Data extract Start Marker

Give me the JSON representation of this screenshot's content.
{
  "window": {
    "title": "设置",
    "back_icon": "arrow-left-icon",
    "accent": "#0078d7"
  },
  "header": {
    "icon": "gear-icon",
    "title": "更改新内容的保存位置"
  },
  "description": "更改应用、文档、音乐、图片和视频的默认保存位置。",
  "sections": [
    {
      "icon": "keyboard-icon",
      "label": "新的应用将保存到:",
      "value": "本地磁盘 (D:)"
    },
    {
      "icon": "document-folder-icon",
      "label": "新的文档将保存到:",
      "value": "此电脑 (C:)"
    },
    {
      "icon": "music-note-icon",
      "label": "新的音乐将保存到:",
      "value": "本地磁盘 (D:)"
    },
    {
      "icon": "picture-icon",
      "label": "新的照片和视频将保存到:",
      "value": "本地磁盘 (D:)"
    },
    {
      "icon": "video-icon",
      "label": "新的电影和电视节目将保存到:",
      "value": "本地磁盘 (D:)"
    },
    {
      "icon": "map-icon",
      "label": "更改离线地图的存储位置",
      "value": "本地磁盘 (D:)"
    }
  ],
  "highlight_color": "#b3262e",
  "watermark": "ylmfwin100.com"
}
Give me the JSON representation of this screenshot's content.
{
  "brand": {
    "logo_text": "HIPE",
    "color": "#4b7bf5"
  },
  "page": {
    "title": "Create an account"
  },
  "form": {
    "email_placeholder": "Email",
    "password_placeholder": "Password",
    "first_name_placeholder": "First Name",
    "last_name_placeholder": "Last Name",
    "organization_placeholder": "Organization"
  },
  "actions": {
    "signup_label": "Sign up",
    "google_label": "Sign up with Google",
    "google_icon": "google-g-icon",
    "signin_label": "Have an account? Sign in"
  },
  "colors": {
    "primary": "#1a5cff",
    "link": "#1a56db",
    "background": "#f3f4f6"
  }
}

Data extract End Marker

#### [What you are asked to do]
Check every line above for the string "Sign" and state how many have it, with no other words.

#### [Written reply]
3